delivered in a wrought-iron receiver to the
point of consumption, where it is either
transferred into fixed receivers and burnt
by the aid of suitable regulators, or is de
livered into small portable or service gas
holders, and burnt in the usual way. A
ghat, or landing-stage two miles distant,
is thus supplied with 400 cubic feet of gas
every day, which is consumed by thirty
jets, each burning 1 j cubic feet per hour
for nine hours. There have not been auy
accidents from the distribution of gas in
the portable reservoirs, or otherwise As
railroad carriages are also supplied with
compressed gas, it is evident that the intro
duction of this branch of service has widely
extended the utility of the establishment.
Another peculiarity of the Jeypore under
taking is the necessity that exists for the
manager to unite the attributes of a farmer
to his other acquirements, for the purpose
of securing a constant and cheap supply of
raw material for gas making. Last year,
the manager, Mr. Tellery, personally super
intended the sowing of three hunched acres
with the castor plant.
How a Fog Whistle Works.
The fcg whistle, heard for ten miles,
consists of two distinct whistles, operated
by two engufes in a building separate from
the lighthouse. Fifty pounds of steam is
the force carried while at work. Every
blast lowers the mark four pounds.

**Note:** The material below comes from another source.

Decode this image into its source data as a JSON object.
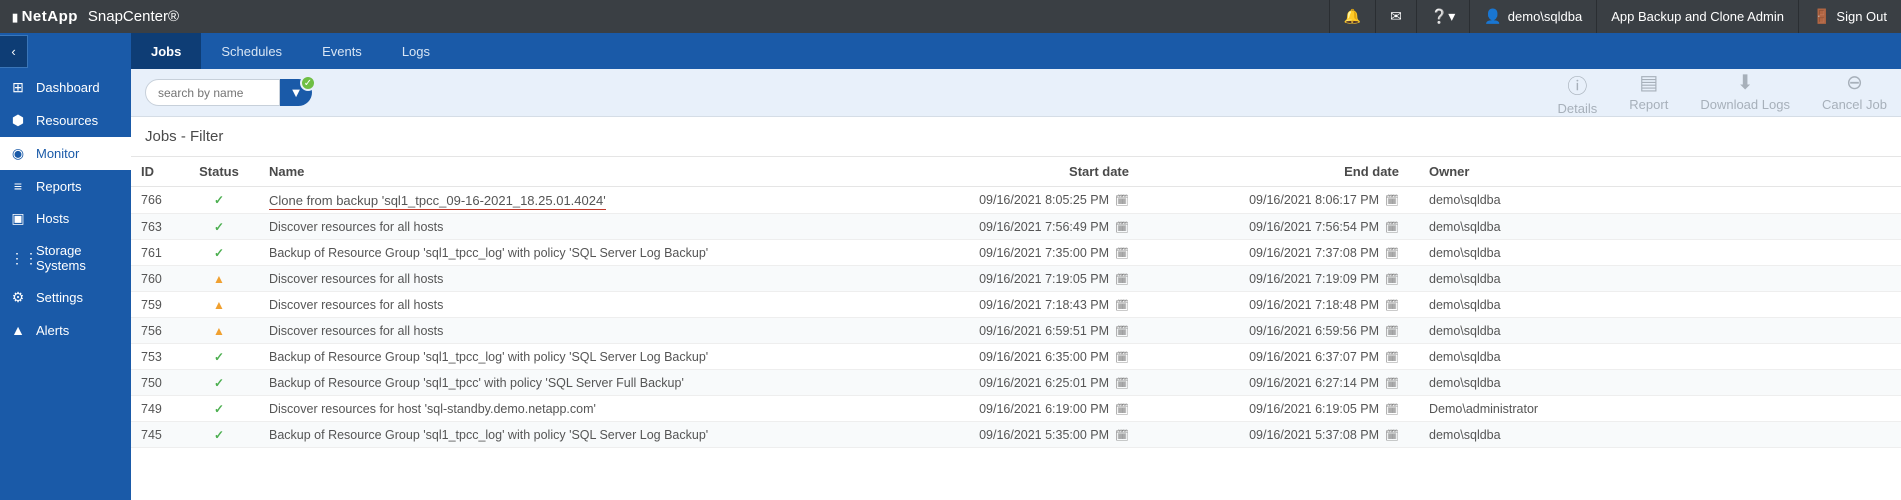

Shav
ings ana kindling wood are laid already to
start up steam when a fog comes oil, and
the engineer can heat up for steam in

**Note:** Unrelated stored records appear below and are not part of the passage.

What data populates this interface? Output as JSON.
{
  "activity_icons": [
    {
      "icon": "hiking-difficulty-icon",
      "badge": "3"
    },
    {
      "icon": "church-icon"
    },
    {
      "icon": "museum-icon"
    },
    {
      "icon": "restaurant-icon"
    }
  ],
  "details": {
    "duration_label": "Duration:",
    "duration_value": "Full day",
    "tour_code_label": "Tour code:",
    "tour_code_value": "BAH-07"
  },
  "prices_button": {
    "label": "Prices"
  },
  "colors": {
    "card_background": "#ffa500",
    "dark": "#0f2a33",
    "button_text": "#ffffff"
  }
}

thirty-five minutes. Tne whistle gives a
blast of eight seconds' duration every min
ute —a doleful sound, but invaluable to
steamers and passing sailing vessels. We
could hear it the other night booming dis
mally through a fog five miles off. The
captain starts it when the fog is Sach thai
he can't see Goose Island, one mile distant.
The whistle is produced by a wheel with a
cam affixed; the whuel, a solid piece of
work, regulated by a governor, revolves
once a minute; the cam fixed at one point
on its periphery, opens a point which lets
off steam in the prolonged booming wail
we had heard. To supply water for steam
a big tank, under the same roof and sup
plied by the rain from it, is kept pretty
full. Forty feet long by eighteen wide
and six deep, it is not likely to run dry in
any fog; bit a carbo'ic engine and pump
at the well wiiJ supply water in case Q£
NO. 38.